Gum arabic, dichromate, and UV radiation.
Pigment is added to render the image visible, but isn't part of the process; the gum process is about hardening gum. The pigment is just along for the ride.
(1) dried unhardened gum arabic is very soluble in water, which allows the gum and its suspended pigment to clear completely from areas which are protected from ultraviolet radiation.
(2) gum arabic which has been hardened by exposure to UV in the presence of dichromate is very insoluble in water.
Consider the two color swatches below.
The left swatch is gum arabic and pigment, mixed for gum printing, brushed on a piece of paper, dried for several weeks, then one drop of cold water was dropped onto the dried pigment/gum mix and immediately blotted. As can be seen, the dried gum arabic dissolved instantly on contact with water. And in fact, anyone who has accidentally splashed a drop of water onto a gum layer that's freshly coated and dried and ready for printing, will have seen this principle in action.
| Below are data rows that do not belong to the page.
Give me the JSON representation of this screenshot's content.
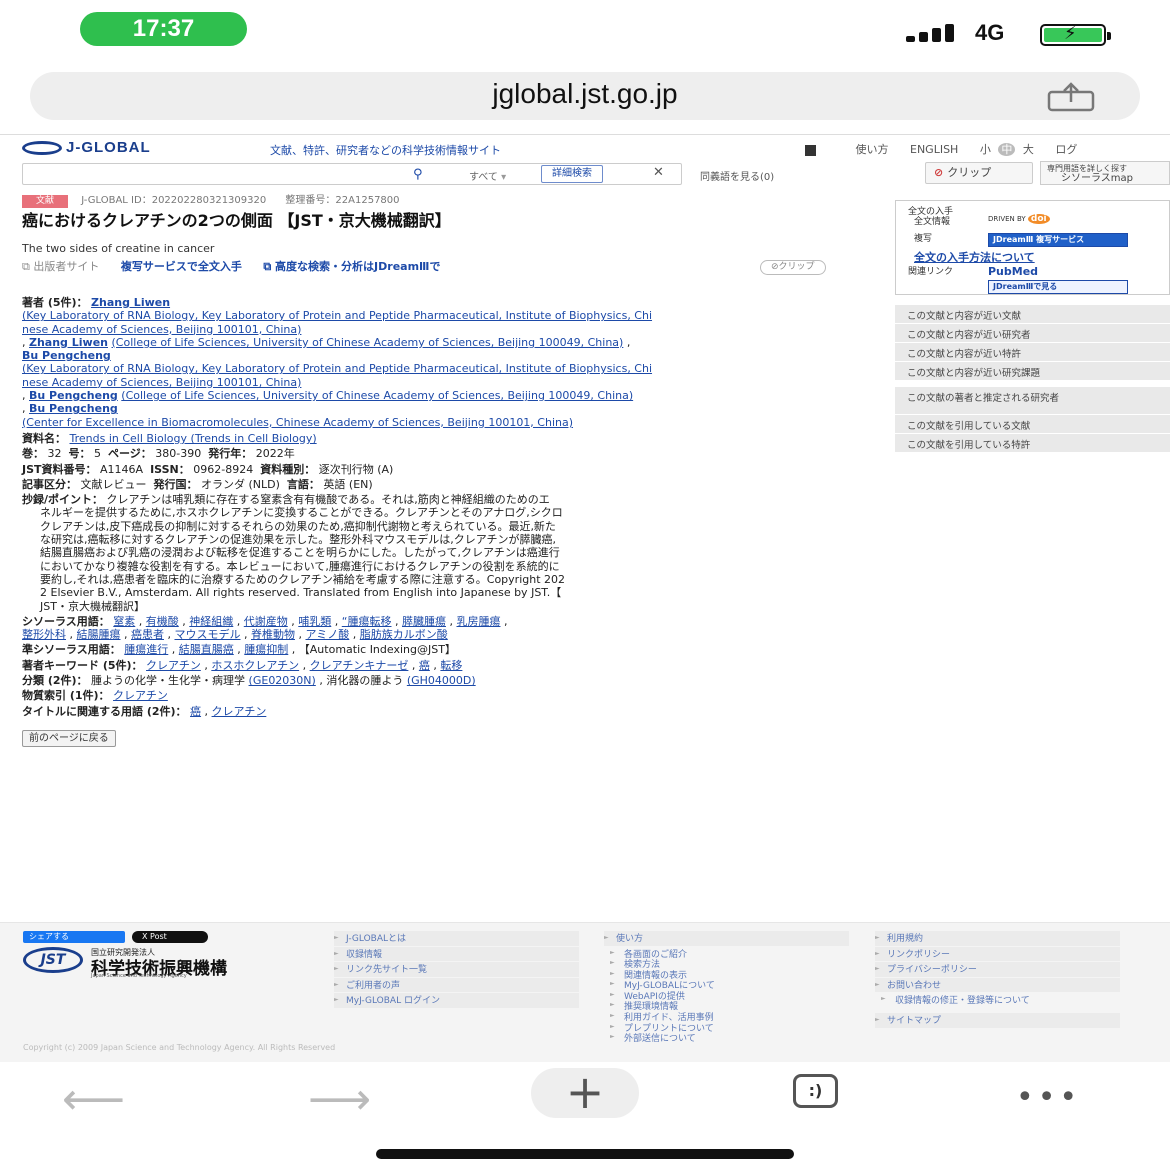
{
  "status_bar": {
    "time": "17:37",
    "network": "4G"
  },
  "url_bar": {
    "url": "jglobal.jst.go.jp"
  },
  "site_header": {
    "logo": "J-GLOBAL",
    "tagline": "文献、特許、研究者などの科学技術情報サイト",
    "nav": [
      "使い方",
      "ENGLISH",
      "小",
      "中",
      "大",
      "ログ"
    ]
  },
  "search": {
    "scope": "すべて",
    "advanced_label": "詳細検索",
    "synonym_label": "同義語を見る(0)",
    "clip_label": "クリップ",
    "thesaurus_label_1": "専門用語を詳しく探す",
    "thesaurus_label_2": "シソーラスmap"
  },
  "article": {
    "type_tag": "文献",
    "id_label": "J-GLOBAL ID：202202280321309320",
    "ref_label": "整理番号：22A1257800",
    "title_ja": "癌におけるクレアチンの2つの側面 【JST・京大機械翻訳】",
    "title_en": "The two sides of creatine in cancer",
    "publisher_site": "出版者サイト",
    "copy_service_link": "複写サービスで全文入手",
    "advanced_analysis_link": "高度な検索・分析はJDreamⅢで",
    "clip_label": "クリップ",
    "authors_label": "著者 (5件)：",
    "authors": [
      {
        "name": "Zhang Liwen",
        "affil": "(Key Laboratory of RNA Biology, Key Laboratory of Protein and Peptide Pharmaceutical, Institute of Biophysics, Chi",
        "affil2": "nese Academy of Sciences, Beijing 100101, China)"
      },
      {
        "name": "Zhang Liwen",
        "affil": "(College of Life Sciences, University of Chinese Academy of Sciences, Beijing 100049, China)"
      },
      {
        "name": "Bu Pengcheng",
        "affil": "(Key Laboratory of RNA Biology, Key Laboratory of Protein and Peptide Pharmaceutical, Institute of Biophysics, Chi",
        "affil2": "nese Academy of Sciences, Beijing 100101, China)"
      },
      {
        "name": "Bu Pengcheng",
        "affil": "(College of Life Sciences, University of Chinese Academy of Sciences, Beijing 100049, China)"
      },
      {
        "name": "Bu Pengcheng",
        "affil": "(Center for Excellence in Biomacromolecules, Chinese Academy of Sciences, Beijing 100101, China)"
      }
    ],
    "journal_label": "資料名：",
    "journal": "Trends in Cell Biology (Trends in Cell Biology)",
    "volume_line_label_vol": "巻：",
    "volume": "32",
    "issue_label": "号：",
    "issue": "5",
    "page_label": "ページ：",
    "pages": "380-390",
    "year_label": "発行年：",
    "year": "2022年",
    "jst_no_label": "JST資料番号：",
    "jst_no": "A1146A",
    "issn_label": "ISSN：",
    "issn": "0962-8924",
    "doc_type_label": "資料種別：",
    "doc_type": "逐次刊行物 (A)",
    "article_type_label": "記事区分：",
    "article_type": "文献レビュー",
    "country_label": "発行国：",
    "country": "オランダ (NLD)",
    "language_label": "言語：",
    "language": "英語 (EN)",
    "abstract_label": "抄録/ポイント：",
    "abstract_lines": [
      "クレアチンは哺乳類に存在する窒素含有有機酸である。それは,筋肉と神経組織のためのエ",
      "ネルギーを提供するために,ホスホクレアチンに変換することができる。クレアチンとそのアナログ,シクロ",
      "クレアチンは,皮下癌成長の抑制に対するそれらの効果のため,癌抑制代謝物と考えられている。最近,新た",
      "な研究は,癌転移に対するクレアチンの促進効果を示した。整形外科マウスモデルは,クレアチンが膵臓癌,",
      "結腸直腸癌および乳癌の浸潤および転移を促進することを明らかにした。したがって,クレアチンは癌進行",
      "においてかなり複雑な役割を有する。本レビューにおいて,腫瘍進行におけるクレアチンの役割を系統的に",
      "要約し,それは,癌患者を臨床的に治療するためのクレアチン補給を考慮する際に注意する。Copyright 202",
      "2 Elsevier B.V., Amsterdam. All rights reserved. Translated from English into Japanese by JST.【",
      "JST・京大機械翻訳】"
    ],
    "thesaurus_label": "シソーラス用語：",
    "thesaurus_terms_1": [
      "窒素",
      "有機酸",
      "神経組織",
      "代謝産物",
      "哺乳類",
      "“腫瘍転移",
      "膵臓腫瘍",
      "乳房腫瘍"
    ],
    "thesaurus_terms_2": [
      "整形外科",
      "結腸腫瘍",
      "癌患者",
      "マウスモデル",
      "脊椎動物",
      "アミノ酸",
      "脂肪族カルボン酸"
    ],
    "quasi_label": "準シソーラス用語：",
    "quasi_terms": [
      "腫瘍進行",
      "結腸直腸癌",
      "腫瘍抑制"
    ],
    "quasi_auto": "【Automatic Indexing@JST】",
    "keywords_label": "著者キーワード (5件)：",
    "keywords": [
      "クレアチン",
      "ホスホクレアチン",
      "クレアチンキナーゼ",
      "癌",
      "転移"
    ],
    "classification_label": "分類 (2件)：",
    "class_1": "腫ようの化学・生化学・病理学",
    "class_1_code": "(GE02030N)",
    "class_2": "消化器の腫よう",
    "class_2_code": "(GH04000D)",
    "substance_label": "物質索引 (1件)：",
    "substance": "クレアチン",
    "title_terms_label": "タイトルに関連する用語 (2件)：",
    "title_terms": [
      "癌",
      "クレアチン"
    ],
    "back_button": "前のページに戻る"
  },
  "sidebar": {
    "fulltext_label": "全文の入手",
    "fulltext_info": "全文情報",
    "copy_label": "複写",
    "doi_text": "DRIVEN BY",
    "doi_mark": "doi",
    "jdream_copy": "JDreamⅢ 複写サービス",
    "how_to_get": "全文の入手方法について",
    "related_links": "関連リンク",
    "pubmed": "PubMed",
    "jdream_view": "JDreamⅢで見る",
    "items": [
      "この文献と内容が近い文献",
      "この文献と内容が近い研究者",
      "この文献と内容が近い特許",
      "この文献と内容が近い研究課題",
      "この文献の著者と推定される研究者",
      "この文献を引用している文献",
      "この文献を引用している特許"
    ]
  },
  "footer": {
    "share_fb": "シェアする",
    "share_x": "X Post",
    "org_small": "国立研究開発法人",
    "org_name": "科学技術振興機構",
    "org_en": "Japan Science and Technology Agency",
    "jst_mark": "JST",
    "col1": [
      "J-GLOBALとは",
      "収録情報",
      "リンク先サイト一覧",
      "ご利用者の声",
      "MyJ-GLOBAL ログイン"
    ],
    "col2_head": "使い方",
    "col2_subs": [
      "各画面のご紹介",
      "検索方法",
      "関連情報の表示",
      "MyJ-GLOBALについて",
      "WebAPIの提供",
      "推奨環境情報",
      "利用ガイド、活用事例",
      "プレプリントについて",
      "外部送信について"
    ],
    "col3": [
      "利用規約",
      "リンクポリシー",
      "プライバシーポリシー",
      "お問い合わせ"
    ],
    "col3_sub": "収録情報の修正・登録等について",
    "col3_last": "サイトマップ",
    "copyright": "Copyright (c) 2009 Japan Science and Technology Agency. All Rights Reserved"
  },
  "toolbar": {
    "tabs_glyph": ":)"
  }
}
The right swatch is the same pigment-gum mix with dichromate added, exposed and developed; in other words it has gone through the normal gum printing process. To show how invulnerable to dissolution the hardened gum is, this swatch has not only had water dropped on it without effect, it has of course been soaked in water during the gum development process. It has also been soaked in boiling water, in household ammonia, and in 7% acetic acid without effect, and has had boiling water poured on it with force, again with no effect. The one thing that fazed it at all was household bleach; the visible spot on the swatch was made by dropping full strength household bleach on the hardened gum; you can see from the spot where bleach was dropped on it that bleach does dissolve hardened gum, (although not as fast as plain water dissolves unhardened gum; as you can see it didn't dissolve all the way through to white paper before I blotted it) but not much else does.
[The mottled appearance of the jpeg on the right must be an artifact of the scan, as it's not in the swatch itself. It seems to be a function of the slight texture on the scrap of museum board I used to print the swatch on; the scanner picked up this texture and accentuated it in the jpeg]
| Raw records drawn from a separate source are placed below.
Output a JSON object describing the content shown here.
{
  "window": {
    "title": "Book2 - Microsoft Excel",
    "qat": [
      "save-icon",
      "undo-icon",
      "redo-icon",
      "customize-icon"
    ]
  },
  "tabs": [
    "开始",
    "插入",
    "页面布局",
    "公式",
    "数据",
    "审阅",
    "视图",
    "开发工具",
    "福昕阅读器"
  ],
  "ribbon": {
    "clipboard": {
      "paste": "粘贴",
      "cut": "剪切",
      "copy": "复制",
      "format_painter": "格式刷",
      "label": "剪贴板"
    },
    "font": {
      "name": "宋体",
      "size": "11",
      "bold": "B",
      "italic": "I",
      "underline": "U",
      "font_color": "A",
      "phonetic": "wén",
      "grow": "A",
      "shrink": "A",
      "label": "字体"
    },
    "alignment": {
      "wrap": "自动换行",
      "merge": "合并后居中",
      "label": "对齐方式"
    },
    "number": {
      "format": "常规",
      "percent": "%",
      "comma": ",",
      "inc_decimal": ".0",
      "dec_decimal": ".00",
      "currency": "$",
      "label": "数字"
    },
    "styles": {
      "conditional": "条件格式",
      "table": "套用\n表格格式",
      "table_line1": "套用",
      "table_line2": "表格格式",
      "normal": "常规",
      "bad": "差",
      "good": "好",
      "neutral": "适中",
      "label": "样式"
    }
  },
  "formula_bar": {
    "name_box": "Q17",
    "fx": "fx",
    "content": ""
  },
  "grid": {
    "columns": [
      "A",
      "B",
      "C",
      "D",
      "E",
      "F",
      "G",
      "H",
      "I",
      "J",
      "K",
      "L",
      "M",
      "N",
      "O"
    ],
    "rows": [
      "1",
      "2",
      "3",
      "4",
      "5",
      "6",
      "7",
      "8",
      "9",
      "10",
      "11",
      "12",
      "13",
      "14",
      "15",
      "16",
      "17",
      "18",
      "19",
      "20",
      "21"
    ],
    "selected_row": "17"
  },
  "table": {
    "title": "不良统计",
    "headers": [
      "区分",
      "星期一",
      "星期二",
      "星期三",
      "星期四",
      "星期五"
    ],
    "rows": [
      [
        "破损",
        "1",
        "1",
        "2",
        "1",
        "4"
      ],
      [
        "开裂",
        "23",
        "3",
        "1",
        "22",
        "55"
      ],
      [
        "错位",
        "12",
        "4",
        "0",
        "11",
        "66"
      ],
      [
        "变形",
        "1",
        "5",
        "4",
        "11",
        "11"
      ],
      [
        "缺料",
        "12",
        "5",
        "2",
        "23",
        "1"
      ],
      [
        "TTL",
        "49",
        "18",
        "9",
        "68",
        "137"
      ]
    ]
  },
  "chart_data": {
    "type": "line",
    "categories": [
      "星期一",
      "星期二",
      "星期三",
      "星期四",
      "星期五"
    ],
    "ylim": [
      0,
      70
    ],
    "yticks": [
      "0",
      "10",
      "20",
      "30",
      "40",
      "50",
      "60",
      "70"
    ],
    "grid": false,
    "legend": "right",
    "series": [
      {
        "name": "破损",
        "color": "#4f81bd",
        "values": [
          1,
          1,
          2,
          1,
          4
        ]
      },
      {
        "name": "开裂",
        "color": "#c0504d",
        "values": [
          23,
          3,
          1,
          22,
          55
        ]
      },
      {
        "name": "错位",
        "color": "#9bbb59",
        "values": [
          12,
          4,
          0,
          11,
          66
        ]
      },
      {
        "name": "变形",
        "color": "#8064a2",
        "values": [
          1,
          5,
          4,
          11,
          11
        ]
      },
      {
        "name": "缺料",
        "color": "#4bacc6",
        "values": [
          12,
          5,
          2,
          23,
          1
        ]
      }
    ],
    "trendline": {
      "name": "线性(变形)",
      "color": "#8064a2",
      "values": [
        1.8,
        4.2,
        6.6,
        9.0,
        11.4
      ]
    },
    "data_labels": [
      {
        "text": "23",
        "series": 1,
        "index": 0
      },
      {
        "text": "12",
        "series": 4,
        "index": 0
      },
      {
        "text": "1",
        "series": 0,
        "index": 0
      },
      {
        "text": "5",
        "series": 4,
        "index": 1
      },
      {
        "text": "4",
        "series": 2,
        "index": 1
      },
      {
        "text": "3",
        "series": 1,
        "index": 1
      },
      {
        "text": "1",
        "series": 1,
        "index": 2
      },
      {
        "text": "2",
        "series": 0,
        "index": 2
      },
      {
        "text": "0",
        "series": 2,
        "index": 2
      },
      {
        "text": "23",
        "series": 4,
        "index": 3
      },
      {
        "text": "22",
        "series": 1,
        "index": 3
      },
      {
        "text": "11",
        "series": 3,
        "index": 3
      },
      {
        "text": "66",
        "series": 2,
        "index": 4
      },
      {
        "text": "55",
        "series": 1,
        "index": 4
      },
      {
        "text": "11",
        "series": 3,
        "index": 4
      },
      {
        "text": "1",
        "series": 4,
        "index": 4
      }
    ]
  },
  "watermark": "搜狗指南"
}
That's really all there is to the process, in brief: unhardened gum is very soluble; hardened gum is very insoluble. Once exposed, the print is placed in water to separate the soluble gum from the insoluble gum, and voila: a completed gum print. This may seem almost a foolishly simple way to explain the process, but I think it helps sometimes just to peel away all the jargon and esoterica and see the process in its bare bones. The bones are really quite elegant if you think about it.
When gum is mixed with dichromate and exposed to ultraviolet radiation, the ultraviolet radiation triggers an electron transfer between the gum and the chromium. The electron transfer opens the way for elements of one gum molecule to bond with elements of another gum molecule in a process called crosslinking. The result is a matrix of crosslinked gum; the crosslinking renders the gum insoluble.
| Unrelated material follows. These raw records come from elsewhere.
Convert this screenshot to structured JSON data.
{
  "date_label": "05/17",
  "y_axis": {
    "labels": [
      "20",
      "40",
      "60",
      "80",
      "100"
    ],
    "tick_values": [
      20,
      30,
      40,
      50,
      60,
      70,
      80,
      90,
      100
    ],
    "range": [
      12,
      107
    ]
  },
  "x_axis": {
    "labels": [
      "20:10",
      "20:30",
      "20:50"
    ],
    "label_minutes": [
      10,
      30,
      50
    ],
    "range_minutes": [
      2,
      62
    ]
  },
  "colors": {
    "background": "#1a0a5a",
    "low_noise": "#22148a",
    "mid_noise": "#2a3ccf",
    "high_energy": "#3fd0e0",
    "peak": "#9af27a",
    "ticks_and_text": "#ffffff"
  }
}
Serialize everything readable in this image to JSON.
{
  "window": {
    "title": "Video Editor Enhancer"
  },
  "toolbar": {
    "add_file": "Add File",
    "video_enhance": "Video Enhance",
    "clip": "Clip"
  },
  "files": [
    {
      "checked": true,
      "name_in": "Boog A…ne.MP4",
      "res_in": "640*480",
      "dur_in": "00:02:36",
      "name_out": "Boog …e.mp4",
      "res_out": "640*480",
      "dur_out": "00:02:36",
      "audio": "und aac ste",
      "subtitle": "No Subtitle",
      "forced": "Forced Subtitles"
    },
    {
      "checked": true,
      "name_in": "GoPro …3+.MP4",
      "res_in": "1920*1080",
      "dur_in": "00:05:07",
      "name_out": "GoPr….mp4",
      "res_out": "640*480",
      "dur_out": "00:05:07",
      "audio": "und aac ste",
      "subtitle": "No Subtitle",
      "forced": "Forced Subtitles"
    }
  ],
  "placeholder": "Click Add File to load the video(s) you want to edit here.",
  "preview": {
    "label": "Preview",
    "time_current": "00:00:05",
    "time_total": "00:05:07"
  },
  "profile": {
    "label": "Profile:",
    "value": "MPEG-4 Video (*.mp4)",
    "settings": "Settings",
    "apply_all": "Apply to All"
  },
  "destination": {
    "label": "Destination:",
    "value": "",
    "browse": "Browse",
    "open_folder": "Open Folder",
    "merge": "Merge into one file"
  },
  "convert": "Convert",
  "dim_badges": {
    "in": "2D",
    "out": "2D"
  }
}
One physical chemist explained it to me this way: "it's like making a net out of ropes." Now that I know more about what gum molecules are like, I'm not sure the analogy fits entirely, since gum molecules seem to be more like a series of spheres than like ropes, but never mind about that; for now I think the analogy is useful to help you visualize how the creation of a matrix makes the gum insoluble.
That's the simple explanation; see the page on chemistry of the process for a more technical account.